The Ministry of Finance, Planning and Economic Development has released Shs232 billion to Uganda Road Fund (URF) and Uganda National Roads Authority (UNRA) for road maintenance across the country.
According to General Katumba Wamala, the Minister for Works and Transport, Shs100 billion has been directed to Uganda National Roads Authority and Shs132 billion to Uganda Road Fund.
This money has been portioned out to different government agencies, districts and municipalities to address the challenges of bad roads in their areas.
The Minister said the majority of the roads in the country have been demolished by bad weather conditions involving heavy rains.
The majority of the districts in the country have received 100% of the funds to be used in renovating their roads.
“We want districts to implement whatever works on the roads which they have planned for. As I say, if you have a critical road which was washed away by rains, you can still be flexible in managing the funds,” he said.
Members of Parliament, who are chairpersons of the district road committees have been urged to follow up on the accountability of all road projects.
The MPs are also expected to discuss any plans on how they are to execute the projects with the Uganda Road Fund which is mandated to finance routine and periodic maintenance of district roads.
The Minister noted that districts will start by submitting their plans to Uganda Road Fund. The plans should indicate the works plans and what culverts they are going to fix or use among others.
Uganda Road Fund uses these plans to dispatch the funds necessary, monitor progress attained and for accountability purposes.
General Katumba highlighted that part of the money released to UNRA will be used to maintain ferries like Nakiwogo, and focus on major roads such as Mperewe-Gayaza-Kalagi and Kayungap-Galiraya among others.
According to Engineer David Luyimbazi, the Deputy Executive Director of Kampala Capital City Authority (KCCA), they received Shs4 billion for this financial year’s quarter.
This disbursement will focus on maintaining roads in the Kololo area, Kampala road and Bombo road among others.
“KCCA has a network of about 2,100 kilometres of which 600 kilometres are paid but 60% of that network is beyond what a maintained intervention can cause an improvement, Eng Luyimbazi said.
“So don’t expect much change in the condition of the road network in Kampala since much of it is beyond repair. We are focusing on mobilizing resources to reconstruct and revamp this network,” he noted.

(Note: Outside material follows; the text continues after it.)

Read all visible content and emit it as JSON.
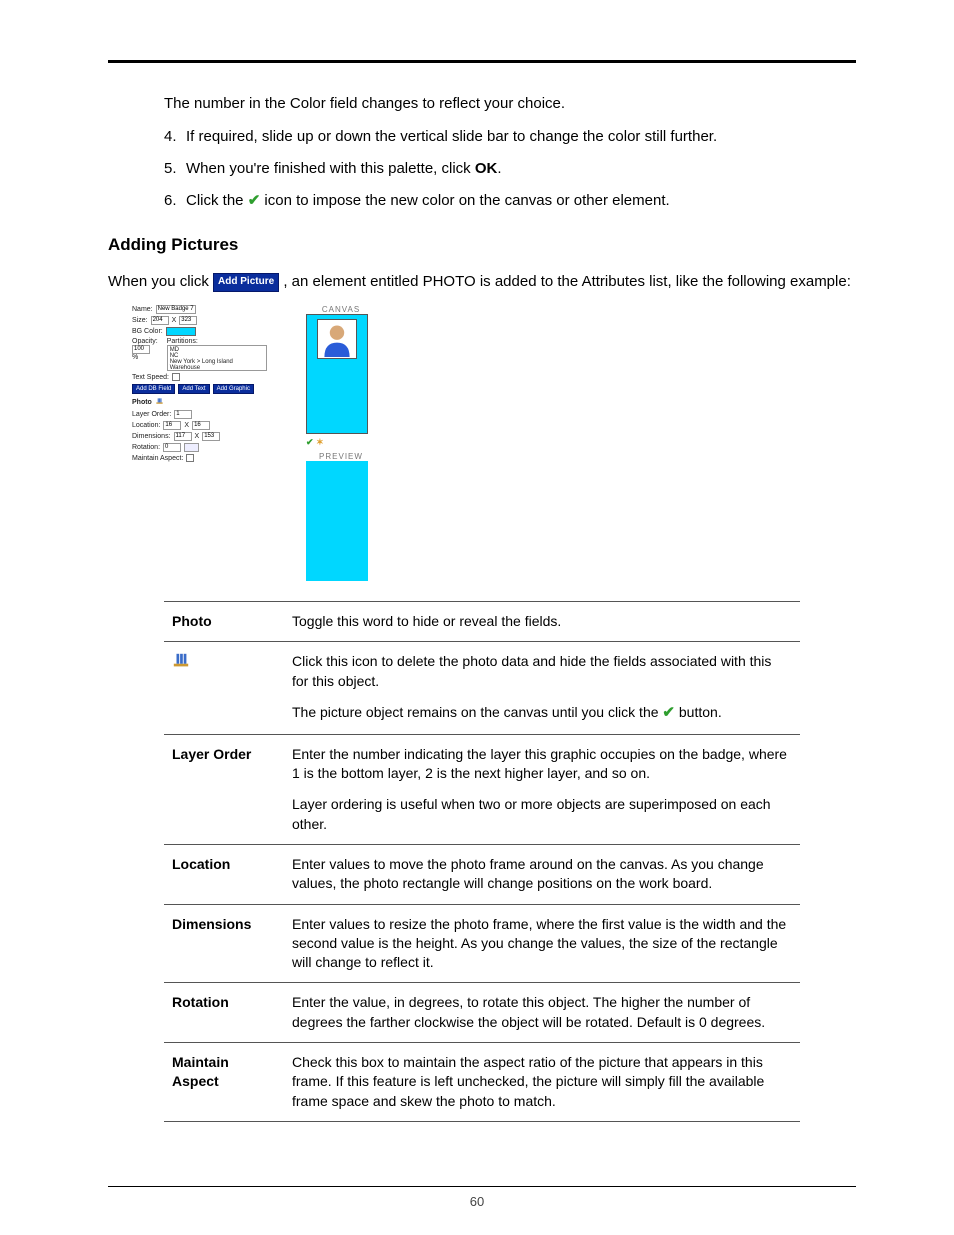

A survey released by Uganda Road Fund earlier in May this year indicated that road users’ satisfaction dropped by 10 percent; from 57 percent in 2019 to 47 percent in 2021.
This was attributed to potholes, dust, narrow roads, poor drainage and inadequate road maintenance.